• [Task to carry out]: Copy every line from the records below that carries the word "data".
The records START
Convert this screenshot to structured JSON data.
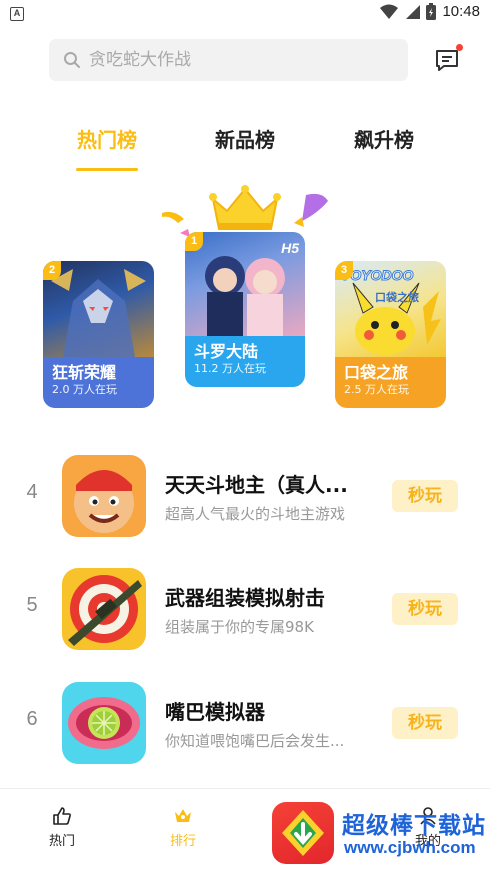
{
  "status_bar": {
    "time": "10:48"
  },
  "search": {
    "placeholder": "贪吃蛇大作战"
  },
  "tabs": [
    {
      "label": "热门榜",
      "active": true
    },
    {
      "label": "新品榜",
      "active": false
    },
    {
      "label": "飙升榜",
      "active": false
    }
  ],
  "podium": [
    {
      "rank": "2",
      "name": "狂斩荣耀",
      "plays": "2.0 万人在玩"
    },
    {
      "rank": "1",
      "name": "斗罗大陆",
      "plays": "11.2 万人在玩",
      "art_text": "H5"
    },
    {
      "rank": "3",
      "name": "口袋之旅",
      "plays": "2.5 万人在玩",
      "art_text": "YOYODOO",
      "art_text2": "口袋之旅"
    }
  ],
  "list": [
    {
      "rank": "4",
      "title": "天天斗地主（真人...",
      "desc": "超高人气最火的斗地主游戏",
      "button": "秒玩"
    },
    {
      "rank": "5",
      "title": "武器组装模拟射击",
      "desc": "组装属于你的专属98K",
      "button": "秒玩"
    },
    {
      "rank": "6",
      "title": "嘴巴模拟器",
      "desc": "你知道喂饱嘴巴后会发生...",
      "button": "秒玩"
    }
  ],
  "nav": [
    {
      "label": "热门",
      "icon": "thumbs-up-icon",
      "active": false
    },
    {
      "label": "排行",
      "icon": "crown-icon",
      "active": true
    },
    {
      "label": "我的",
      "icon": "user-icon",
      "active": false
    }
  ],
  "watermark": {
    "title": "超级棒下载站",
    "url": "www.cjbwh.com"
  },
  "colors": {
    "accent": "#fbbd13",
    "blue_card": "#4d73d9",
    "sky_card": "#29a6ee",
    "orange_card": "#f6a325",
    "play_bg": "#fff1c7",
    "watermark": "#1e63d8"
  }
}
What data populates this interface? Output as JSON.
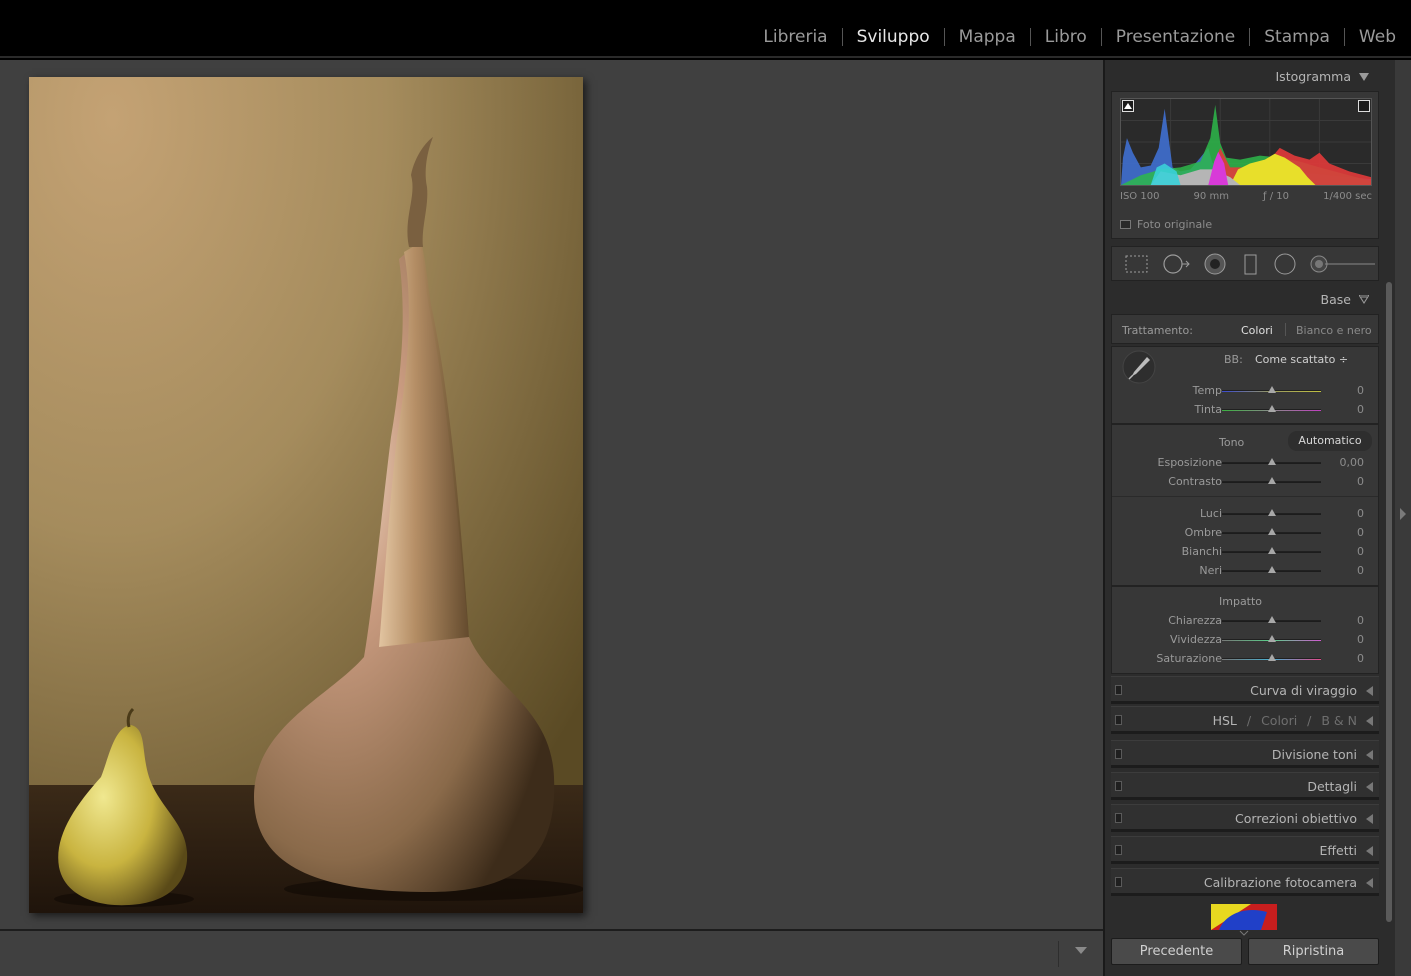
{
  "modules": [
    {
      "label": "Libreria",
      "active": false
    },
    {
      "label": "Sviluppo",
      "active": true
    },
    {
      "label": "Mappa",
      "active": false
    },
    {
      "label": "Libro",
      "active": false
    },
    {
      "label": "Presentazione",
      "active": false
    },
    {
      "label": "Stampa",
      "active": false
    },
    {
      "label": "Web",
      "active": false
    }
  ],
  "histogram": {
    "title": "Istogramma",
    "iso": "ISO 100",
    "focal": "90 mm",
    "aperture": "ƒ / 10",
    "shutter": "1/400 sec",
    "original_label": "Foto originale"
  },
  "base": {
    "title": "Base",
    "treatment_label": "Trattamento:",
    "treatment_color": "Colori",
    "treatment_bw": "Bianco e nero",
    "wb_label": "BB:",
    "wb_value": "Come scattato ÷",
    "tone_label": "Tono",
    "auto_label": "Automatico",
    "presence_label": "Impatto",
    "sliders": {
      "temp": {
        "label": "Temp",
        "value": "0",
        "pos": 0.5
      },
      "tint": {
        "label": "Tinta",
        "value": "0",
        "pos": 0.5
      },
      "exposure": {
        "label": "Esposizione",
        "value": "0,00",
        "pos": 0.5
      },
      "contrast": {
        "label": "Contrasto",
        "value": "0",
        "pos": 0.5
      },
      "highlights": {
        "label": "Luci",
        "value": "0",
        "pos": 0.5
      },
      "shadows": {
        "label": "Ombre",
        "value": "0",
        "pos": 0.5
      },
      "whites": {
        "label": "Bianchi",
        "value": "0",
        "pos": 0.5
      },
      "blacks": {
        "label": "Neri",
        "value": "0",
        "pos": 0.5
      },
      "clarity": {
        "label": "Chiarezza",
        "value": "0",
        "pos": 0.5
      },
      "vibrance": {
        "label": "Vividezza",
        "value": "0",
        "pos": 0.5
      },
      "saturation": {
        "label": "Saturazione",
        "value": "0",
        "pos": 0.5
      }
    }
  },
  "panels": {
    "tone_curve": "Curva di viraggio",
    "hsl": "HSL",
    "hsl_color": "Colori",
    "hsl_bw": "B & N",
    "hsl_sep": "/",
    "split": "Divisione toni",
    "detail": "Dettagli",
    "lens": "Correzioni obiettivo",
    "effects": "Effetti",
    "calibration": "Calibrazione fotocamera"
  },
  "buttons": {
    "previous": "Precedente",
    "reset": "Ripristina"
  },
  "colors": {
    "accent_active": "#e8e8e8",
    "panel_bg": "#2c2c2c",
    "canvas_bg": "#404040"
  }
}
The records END
• [Written answer]:
Convert this screenshot to structured JSON data.
What data populates this interface? Output as JSON.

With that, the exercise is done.